*** MATERIAL PROVIDED ***

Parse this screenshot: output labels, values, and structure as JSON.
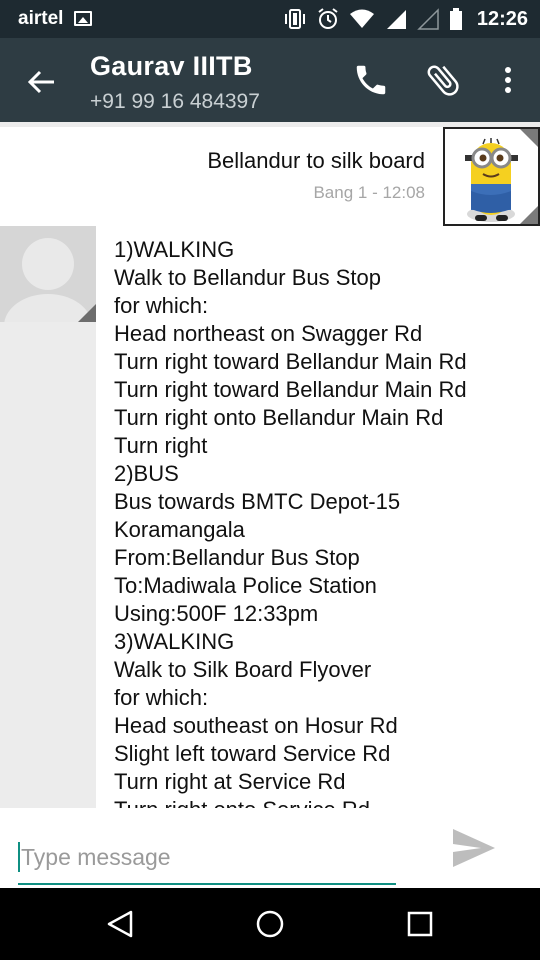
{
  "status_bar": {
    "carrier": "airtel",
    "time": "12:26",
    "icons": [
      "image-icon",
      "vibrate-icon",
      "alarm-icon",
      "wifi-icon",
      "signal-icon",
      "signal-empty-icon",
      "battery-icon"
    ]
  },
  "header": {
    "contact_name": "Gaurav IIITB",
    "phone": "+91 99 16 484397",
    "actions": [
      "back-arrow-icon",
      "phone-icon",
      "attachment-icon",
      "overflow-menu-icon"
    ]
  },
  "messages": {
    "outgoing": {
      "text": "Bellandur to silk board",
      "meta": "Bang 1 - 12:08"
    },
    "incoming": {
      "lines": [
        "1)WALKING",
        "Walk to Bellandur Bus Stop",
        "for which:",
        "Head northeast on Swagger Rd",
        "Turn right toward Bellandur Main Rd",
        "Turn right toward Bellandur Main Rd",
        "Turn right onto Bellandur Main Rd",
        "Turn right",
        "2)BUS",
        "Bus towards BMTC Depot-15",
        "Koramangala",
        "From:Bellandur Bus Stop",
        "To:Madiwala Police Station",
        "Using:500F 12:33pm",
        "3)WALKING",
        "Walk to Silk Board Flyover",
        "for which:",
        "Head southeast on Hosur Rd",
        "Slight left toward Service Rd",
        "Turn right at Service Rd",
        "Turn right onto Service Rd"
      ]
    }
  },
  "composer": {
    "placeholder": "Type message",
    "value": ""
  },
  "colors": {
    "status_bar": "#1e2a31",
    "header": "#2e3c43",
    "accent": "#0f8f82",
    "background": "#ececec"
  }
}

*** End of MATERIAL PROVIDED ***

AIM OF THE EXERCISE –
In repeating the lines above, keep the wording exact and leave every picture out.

SOLUTION FOR THIS EXERCISE –
Parse this screenshot: output labels, values, and structure as JSON.
{
  "status_bar": {
    "carrier": "airtel",
    "time": "12:26",
    "icons": [
      "image-icon",
      "vibrate-icon",
      "alarm-icon",
      "wifi-icon",
      "signal-icon",
      "signal-empty-icon",
      "battery-icon"
    ]
  },
  "header": {
    "contact_name": "Gaurav IIITB",
    "phone": "+91 99 16 484397",
    "actions": [
      "back-arrow-icon",
      "phone-icon",
      "attachment-icon",
      "overflow-menu-icon"
    ]
  },
  "messages": {
    "outgoing": {
      "text": "Bellandur to silk board",
      "meta": "Bang 1 - 12:08"
    },
    "incoming": {
      "lines": [
        "1)WALKING",
        "Walk to Bellandur Bus Stop",
        "for which:",
        "Head northeast on Swagger Rd",
        "Turn right toward Bellandur Main Rd",
        "Turn right toward Bellandur Main Rd",
        "Turn right onto Bellandur Main Rd",
        "Turn right",
        "2)BUS",
        "Bus towards BMTC Depot-15",
        "Koramangala",
        "From:Bellandur Bus Stop",
        "To:Madiwala Police Station",
        "Using:500F 12:33pm",
        "3)WALKING",
        "Walk to Silk Board Flyover",
        "for which:",
        "Head southeast on Hosur Rd",
        "Slight left toward Service Rd",
        "Turn right at Service Rd",
        "Turn right onto Service Rd"
      ]
    }
  },
  "composer": {
    "placeholder": "Type message",
    "value": ""
  },
  "colors": {
    "status_bar": "#1e2a31",
    "header": "#2e3c43",
    "accent": "#0f8f82",
    "background": "#ececec"
  }
}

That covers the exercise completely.